[[ Data shown open ]]

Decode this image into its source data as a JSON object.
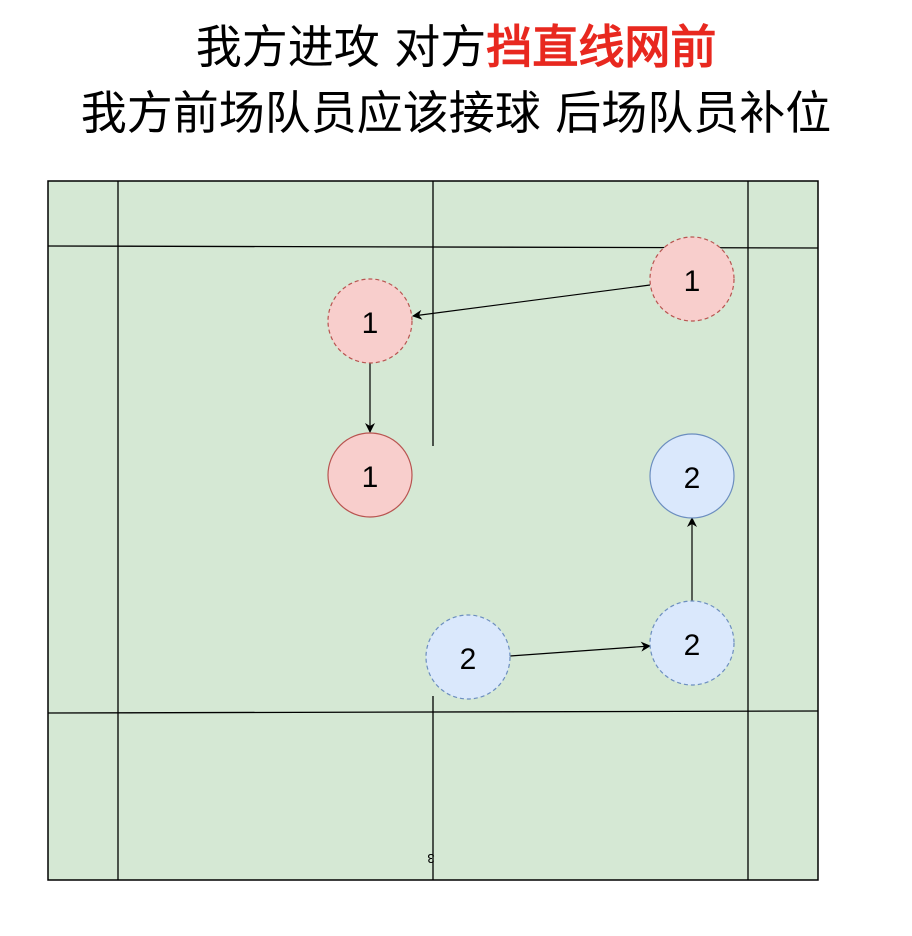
{
  "title": {
    "line1_plain": "我方进攻 对方",
    "line1_highlight": "挡直线网前",
    "line2": "我方前场队员应该接球 后场队员补位",
    "highlight_color": "#e8281f"
  },
  "court": {
    "fill": "#d5e8d4",
    "center_mark": "3"
  },
  "players": [
    {
      "id": "p1-start",
      "label": "1",
      "team": "red",
      "style": "dashed"
    },
    {
      "id": "p1-mid",
      "label": "1",
      "team": "red",
      "style": "dashed"
    },
    {
      "id": "p1-end",
      "label": "1",
      "team": "red",
      "style": "solid"
    },
    {
      "id": "p2-end",
      "label": "2",
      "team": "blue",
      "style": "solid"
    },
    {
      "id": "p2-mid",
      "label": "2",
      "team": "blue",
      "style": "dashed"
    },
    {
      "id": "p2-start",
      "label": "2",
      "team": "blue",
      "style": "dashed"
    }
  ],
  "team_colors": {
    "red": {
      "fill": "#f8cecc",
      "stroke": "#b85450"
    },
    "blue": {
      "fill": "#dae8fc",
      "stroke": "#6c8ebf"
    }
  },
  "arrows": [
    {
      "from": "p1-start",
      "to": "p1-mid"
    },
    {
      "from": "p1-mid",
      "to": "p1-end"
    },
    {
      "from": "p2-start",
      "to": "p2-mid"
    },
    {
      "from": "p2-mid",
      "to": "p2-end"
    }
  ]
}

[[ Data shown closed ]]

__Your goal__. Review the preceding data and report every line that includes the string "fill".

__Response area__.
    "fill": "#d5e8d4",
      "fill": "#f8cecc",
      "fill": "#dae8fc",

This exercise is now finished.